GERHARD RICHTER, November, 2013
31,5 x 21,8 cm
published by Heni Publishing, London, England
€ 950,- plus € 18,- registered EU mail
Richter produced NOVEMBER, a series of 54 works in ink. These works were created using a variety of ways to manipulate the consistency of ink and its flow on highly absorbent paper. The ink permeated through the sheets creating two related images, one on the front and one on the back of each of the 27 sheets used. In some cases Richter also applied lacquer or pencil.
Richter had a complete set of facsimiles made, so both sides of the 27 sheets could be viewed at the same time. However, the sequence of mirrored pairs of images is disrupted, as some of the images have been rotated by 180 degrees. The book displays the images of the pairs, one on the front and one on the back of each page and ends with an overview of all 54 works.

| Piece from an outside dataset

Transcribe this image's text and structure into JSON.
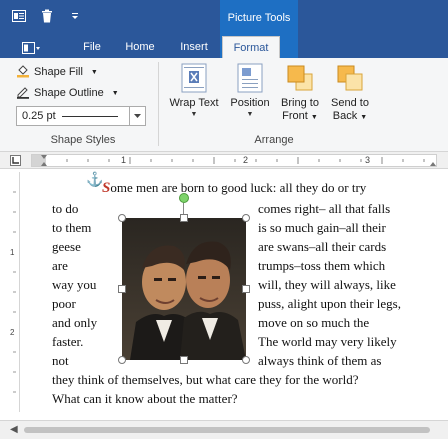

In the artist’s book November Richter not only made use of sheets with a mirror image of the motif on the reverse; in some cases the ink that had soaked through layers of sheets created what looked like visual echoes. His manipulation of the given sequence was distinctly restrained: for instance, November 2nd (recto) is placed upside down, disturbing the regularity of the mirror-image idea. In addition to this, the obscuring over-painting of this same sheet and of November 3rd draws attention to the differences between the two, rather than to any repetition. In the case of the pairs of sheets dated November 4th and 5th, the verso images are again rotated by 180º; it also appears that the sequence of front and back has been reversed in the case of the latter. The given reflections are thus just the point of departure for an interlocking web of playfulness, which in turn creates simultaneity from a temporal and material sequence. In the same way that original and facsimile per sheet and page are barely distinguishable, any distinctive qualities in the different ink markings are all but impossible to discern – with the initial disposition on one side and copy, duplicate and replica on the other. It has become a work in itself.